Design your pens to be both functional and attractive to meet your needs, the needs of your rescues and the aesthetics of your potential adopters. This includes keeping your pens clean & tidy!
Having a great relationship with your veterinarian & staff means everything to your sanctuary. Foster a professional and friendly relationship and it will directly benefit your rescued ducks and geese. This means treating everyone in their office (including their other clients) with respect and kindness, showing up on time for all of your appointments and paying your bill in full at the time of service.
Don’t rely on anyone else to get the job done. Always have your back-up plan ready and be prepared to do everything yourself. Although people often have good intentions, you will soon discover that you and your rescues can’t rely on good intentions alone. Be entirely self-reliant so these instances won’t negatively impact you or your sanctuary.
Understand from the get-go that you are not going to be able to help every animal out there who needs you. If you don’t make peace with this notion from the very start, your emotional health will soon suffer. Instead, find peace in helping those animals you can.
Rescuing takes a great deal of emotional strength. Be prepared to deter any guilt trips, threats or unfounded criticisms when it comes to your inability to take in a particular animal from someone. Also prepare yourself for the advice they are about to give you on how you should be running your shelter. Maintain your composure and point them towards other alternatives for the animal whenever possible, but ultimately, don’t internalize any of what they are saying. It’s not your fault.
A good supportive friend or family member to lean on is an absolute must in rescue work.
Be patient and kind when pets are being surrendered to you. No matter how irresponsible or unreasonable the owner is, you’re only chance of educating them is if they like you enough to want to listen. Bite your tongue, let them talk, make gentle corrections if necessary and always smile while you talk. After they leave, call a friend for a good vent and some emotional support.

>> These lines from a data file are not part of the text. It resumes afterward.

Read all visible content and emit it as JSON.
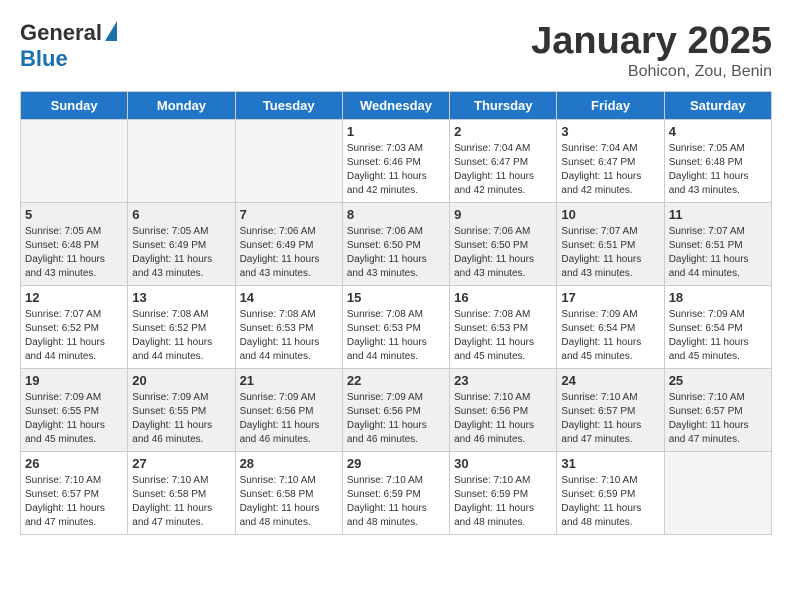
{
  "header": {
    "logo_general": "General",
    "logo_blue": "Blue",
    "title": "January 2025",
    "subtitle": "Bohicon, Zou, Benin"
  },
  "weekdays": [
    "Sunday",
    "Monday",
    "Tuesday",
    "Wednesday",
    "Thursday",
    "Friday",
    "Saturday"
  ],
  "weeks": [
    [
      {
        "day": "",
        "info": ""
      },
      {
        "day": "",
        "info": ""
      },
      {
        "day": "",
        "info": ""
      },
      {
        "day": "1",
        "info": "Sunrise: 7:03 AM\nSunset: 6:46 PM\nDaylight: 11 hours and 42 minutes."
      },
      {
        "day": "2",
        "info": "Sunrise: 7:04 AM\nSunset: 6:47 PM\nDaylight: 11 hours and 42 minutes."
      },
      {
        "day": "3",
        "info": "Sunrise: 7:04 AM\nSunset: 6:47 PM\nDaylight: 11 hours and 42 minutes."
      },
      {
        "day": "4",
        "info": "Sunrise: 7:05 AM\nSunset: 6:48 PM\nDaylight: 11 hours and 43 minutes."
      }
    ],
    [
      {
        "day": "5",
        "info": "Sunrise: 7:05 AM\nSunset: 6:48 PM\nDaylight: 11 hours and 43 minutes."
      },
      {
        "day": "6",
        "info": "Sunrise: 7:05 AM\nSunset: 6:49 PM\nDaylight: 11 hours and 43 minutes."
      },
      {
        "day": "7",
        "info": "Sunrise: 7:06 AM\nSunset: 6:49 PM\nDaylight: 11 hours and 43 minutes."
      },
      {
        "day": "8",
        "info": "Sunrise: 7:06 AM\nSunset: 6:50 PM\nDaylight: 11 hours and 43 minutes."
      },
      {
        "day": "9",
        "info": "Sunrise: 7:06 AM\nSunset: 6:50 PM\nDaylight: 11 hours and 43 minutes."
      },
      {
        "day": "10",
        "info": "Sunrise: 7:07 AM\nSunset: 6:51 PM\nDaylight: 11 hours and 43 minutes."
      },
      {
        "day": "11",
        "info": "Sunrise: 7:07 AM\nSunset: 6:51 PM\nDaylight: 11 hours and 44 minutes."
      }
    ],
    [
      {
        "day": "12",
        "info": "Sunrise: 7:07 AM\nSunset: 6:52 PM\nDaylight: 11 hours and 44 minutes."
      },
      {
        "day": "13",
        "info": "Sunrise: 7:08 AM\nSunset: 6:52 PM\nDaylight: 11 hours and 44 minutes."
      },
      {
        "day": "14",
        "info": "Sunrise: 7:08 AM\nSunset: 6:53 PM\nDaylight: 11 hours and 44 minutes."
      },
      {
        "day": "15",
        "info": "Sunrise: 7:08 AM\nSunset: 6:53 PM\nDaylight: 11 hours and 44 minutes."
      },
      {
        "day": "16",
        "info": "Sunrise: 7:08 AM\nSunset: 6:53 PM\nDaylight: 11 hours and 45 minutes."
      },
      {
        "day": "17",
        "info": "Sunrise: 7:09 AM\nSunset: 6:54 PM\nDaylight: 11 hours and 45 minutes."
      },
      {
        "day": "18",
        "info": "Sunrise: 7:09 AM\nSunset: 6:54 PM\nDaylight: 11 hours and 45 minutes."
      }
    ],
    [
      {
        "day": "19",
        "info": "Sunrise: 7:09 AM\nSunset: 6:55 PM\nDaylight: 11 hours and 45 minutes."
      },
      {
        "day": "20",
        "info": "Sunrise: 7:09 AM\nSunset: 6:55 PM\nDaylight: 11 hours and 46 minutes."
      },
      {
        "day": "21",
        "info": "Sunrise: 7:09 AM\nSunset: 6:56 PM\nDaylight: 11 hours and 46 minutes."
      },
      {
        "day": "22",
        "info": "Sunrise: 7:09 AM\nSunset: 6:56 PM\nDaylight: 11 hours and 46 minutes."
      },
      {
        "day": "23",
        "info": "Sunrise: 7:10 AM\nSunset: 6:56 PM\nDaylight: 11 hours and 46 minutes."
      },
      {
        "day": "24",
        "info": "Sunrise: 7:10 AM\nSunset: 6:57 PM\nDaylight: 11 hours and 47 minutes."
      },
      {
        "day": "25",
        "info": "Sunrise: 7:10 AM\nSunset: 6:57 PM\nDaylight: 11 hours and 47 minutes."
      }
    ],
    [
      {
        "day": "26",
        "info": "Sunrise: 7:10 AM\nSunset: 6:57 PM\nDaylight: 11 hours and 47 minutes."
      },
      {
        "day": "27",
        "info": "Sunrise: 7:10 AM\nSunset: 6:58 PM\nDaylight: 11 hours and 47 minutes."
      },
      {
        "day": "28",
        "info": "Sunrise: 7:10 AM\nSunset: 6:58 PM\nDaylight: 11 hours and 48 minutes."
      },
      {
        "day": "29",
        "info": "Sunrise: 7:10 AM\nSunset: 6:59 PM\nDaylight: 11 hours and 48 minutes."
      },
      {
        "day": "30",
        "info": "Sunrise: 7:10 AM\nSunset: 6:59 PM\nDaylight: 11 hours and 48 minutes."
      },
      {
        "day": "31",
        "info": "Sunrise: 7:10 AM\nSunset: 6:59 PM\nDaylight: 11 hours and 48 minutes."
      },
      {
        "day": "",
        "info": ""
      }
    ]
  ]
}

Remember, if they leave your shelter feeling positive about the experience, they may talk about it to others. Donations will find their way to you in a number of ways.
Word of mouth is everything. Maintain an impeccable reputation. Take full responsibility for your animals. This can be as simple as accepting an animal back from an adopter without a guilt trip if things don’t work out or as complicated as helping an animal who becomes unexpectedly ill immediately after their adoption. Whatever the situation is, work towards a quick and friendly resolution for the sake of everyone’s well-being, especially the animal’s.
Never take on more than you or your other rescued animals can handle. This means learning to say, “No.” You need to be able to properly provide for all of your animals at any given time while ensuring that any newcomers will not overcrowd, overstress or negatively impact any of the rescued birds already in your care.
Take time to enjoy what you’re doing. Handling situations with jeopardized animals can be extremely difficult and emotionally taxing, but don’t let things get you down. Take some time each day to visit with your rescues and enjoy their company. They are your inspiration, so keeping them in sight is vital to your endeavor. Let them help you keep focused and they will reassure you that you are doing all that you can and that you’re dedication is not going unnoticed.
Know when to quit. If you discover that you don’t have what it takes to go on any longer, plan out a good place to stop. Shelter work is not for everyone and it’s a lot harder than it sounds. If you burn yourself out, you won’t be providing the high quality care that your rescues deserve. Stop taking in new animals and continue working on finding good homes for the ones you already have. When this is done you can close your doors and feel good about the work you’ve done.
[Originally published at the Majestic Waterfowl Sanctuary website. Reprinted with permission.]